It has been reported by CBS San Francisco that the UCSF IT staff first detected the security incident by stating that the attack launched by the NetWalker group affected “a limited number of servers in the School of Medicine.”
As the areas were isolated by experts from the internal network, the hackers left the servers inaccessible and managed to deploy the ransomware successfully.
A statement published by the University of California said:
“The data that was encrypted is important to some of the academic work we pursue as a university serving the public good. […] We, therefore, made the difficult decision to pay some portion of the ransom, approximately $1.14 million, to the individuals behind the malware attack in exchange for a tool to unlock the encrypted data and the return of the data they obtained.”
Likewise, BBC News revealed that a covert negotiation between the UCSF officials and the gang took place, but did not end successfully.
As per the report, the university’s officials first asked to reduce the ransom payment amount to $780,000, but the hackers rejected the offer by stating that if they accepted the reduced amount, it would be as if they had “worked for nothing.”
NetWalker warned that they will only accept $1.5 million, and “everyone will sleep well.” Hours later, the UCSF staff asked for the steps to follow to send the payment and put a final offer of $1,140,895, which was accepted by the hackers.

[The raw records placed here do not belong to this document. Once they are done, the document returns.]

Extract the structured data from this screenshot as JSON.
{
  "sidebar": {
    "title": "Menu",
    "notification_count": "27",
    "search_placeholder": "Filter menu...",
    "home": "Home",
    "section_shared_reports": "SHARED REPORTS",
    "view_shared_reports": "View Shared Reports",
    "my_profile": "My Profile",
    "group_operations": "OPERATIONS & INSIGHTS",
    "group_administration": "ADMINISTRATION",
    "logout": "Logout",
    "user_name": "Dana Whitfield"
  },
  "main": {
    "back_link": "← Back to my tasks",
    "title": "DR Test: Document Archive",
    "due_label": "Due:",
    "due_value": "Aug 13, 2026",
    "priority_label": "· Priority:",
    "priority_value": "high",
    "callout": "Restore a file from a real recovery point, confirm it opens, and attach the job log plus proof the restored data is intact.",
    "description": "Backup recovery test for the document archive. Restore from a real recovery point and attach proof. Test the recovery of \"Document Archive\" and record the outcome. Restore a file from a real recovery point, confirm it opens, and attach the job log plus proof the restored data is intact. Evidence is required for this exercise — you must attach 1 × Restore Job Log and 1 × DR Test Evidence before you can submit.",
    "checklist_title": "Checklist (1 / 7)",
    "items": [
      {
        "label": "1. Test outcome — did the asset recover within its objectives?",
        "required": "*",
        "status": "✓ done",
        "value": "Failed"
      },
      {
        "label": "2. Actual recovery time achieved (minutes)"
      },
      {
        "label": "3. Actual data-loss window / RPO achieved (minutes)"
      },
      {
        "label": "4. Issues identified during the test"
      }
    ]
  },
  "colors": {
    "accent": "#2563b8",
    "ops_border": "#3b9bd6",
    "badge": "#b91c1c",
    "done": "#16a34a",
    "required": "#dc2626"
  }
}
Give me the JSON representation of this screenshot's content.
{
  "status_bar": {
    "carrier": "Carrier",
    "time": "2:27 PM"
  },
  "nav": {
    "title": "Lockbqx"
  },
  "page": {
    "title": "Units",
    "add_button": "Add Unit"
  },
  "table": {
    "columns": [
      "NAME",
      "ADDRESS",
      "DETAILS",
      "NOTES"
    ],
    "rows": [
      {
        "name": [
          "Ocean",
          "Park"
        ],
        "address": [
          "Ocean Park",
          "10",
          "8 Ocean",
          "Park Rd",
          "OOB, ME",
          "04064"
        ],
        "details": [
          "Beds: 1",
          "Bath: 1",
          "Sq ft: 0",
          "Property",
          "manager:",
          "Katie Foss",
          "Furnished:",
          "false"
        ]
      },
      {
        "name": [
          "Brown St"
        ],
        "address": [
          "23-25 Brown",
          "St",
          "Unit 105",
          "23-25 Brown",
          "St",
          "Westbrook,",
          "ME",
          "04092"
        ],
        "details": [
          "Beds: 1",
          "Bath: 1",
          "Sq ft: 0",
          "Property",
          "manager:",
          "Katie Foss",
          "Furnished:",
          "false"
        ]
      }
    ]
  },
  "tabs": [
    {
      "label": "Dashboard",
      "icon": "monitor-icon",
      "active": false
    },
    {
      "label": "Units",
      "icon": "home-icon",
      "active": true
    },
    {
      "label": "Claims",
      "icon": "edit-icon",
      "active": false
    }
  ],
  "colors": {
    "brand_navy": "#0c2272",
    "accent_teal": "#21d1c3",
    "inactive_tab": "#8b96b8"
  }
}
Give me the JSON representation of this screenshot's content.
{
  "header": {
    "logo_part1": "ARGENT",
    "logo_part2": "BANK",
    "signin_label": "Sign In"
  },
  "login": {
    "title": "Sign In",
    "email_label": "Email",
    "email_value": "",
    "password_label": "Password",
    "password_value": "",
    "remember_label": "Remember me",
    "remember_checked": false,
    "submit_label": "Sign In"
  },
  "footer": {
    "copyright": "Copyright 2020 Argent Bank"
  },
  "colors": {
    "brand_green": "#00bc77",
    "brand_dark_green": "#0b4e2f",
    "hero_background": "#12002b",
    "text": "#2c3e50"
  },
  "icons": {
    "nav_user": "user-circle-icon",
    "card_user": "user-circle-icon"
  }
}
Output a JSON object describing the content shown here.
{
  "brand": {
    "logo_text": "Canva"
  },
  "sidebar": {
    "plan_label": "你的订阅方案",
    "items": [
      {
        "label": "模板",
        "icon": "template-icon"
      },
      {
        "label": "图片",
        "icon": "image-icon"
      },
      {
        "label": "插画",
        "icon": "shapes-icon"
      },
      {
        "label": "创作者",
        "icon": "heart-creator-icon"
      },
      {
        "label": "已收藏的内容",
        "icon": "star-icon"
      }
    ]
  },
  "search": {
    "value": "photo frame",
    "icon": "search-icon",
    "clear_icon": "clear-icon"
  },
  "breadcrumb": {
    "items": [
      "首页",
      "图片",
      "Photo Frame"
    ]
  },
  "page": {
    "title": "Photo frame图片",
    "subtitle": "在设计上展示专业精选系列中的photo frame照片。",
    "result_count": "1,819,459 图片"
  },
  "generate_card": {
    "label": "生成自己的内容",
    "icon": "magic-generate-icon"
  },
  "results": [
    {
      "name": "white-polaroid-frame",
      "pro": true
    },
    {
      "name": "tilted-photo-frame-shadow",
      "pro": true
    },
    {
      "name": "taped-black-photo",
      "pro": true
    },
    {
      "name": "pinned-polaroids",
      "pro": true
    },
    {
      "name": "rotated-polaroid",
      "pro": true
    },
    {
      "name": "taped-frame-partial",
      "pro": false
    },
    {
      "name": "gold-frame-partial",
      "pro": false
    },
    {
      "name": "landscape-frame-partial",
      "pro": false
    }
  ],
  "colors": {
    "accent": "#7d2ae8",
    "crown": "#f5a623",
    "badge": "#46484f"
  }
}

However, the university’s staff then proceeded to send 116.4 Bitcoin (BTC) the next day to the ransomers’ wallets and received the decryption software.
Brett Callow, the threat analyst and ransomware expert at malware lab Emsisoft, commented:
“While public and private sector entities in the U.S., Europe and Australasia are the most common targets for ransomware groups, entities in other countries are frequently targeted too. And as ransomware attacks are now data breaches, the risks associated with these incidents are greater than ever — both to the targeted organizations and to their customers and business partners.”
Thus, Callow added that companies can minimize the likelihood of being successfully attacked by “adhering to security best practices, locking down RDP, using multi-factor authentication everywhere it can be used, disabling PowerShell when not needed, etc.”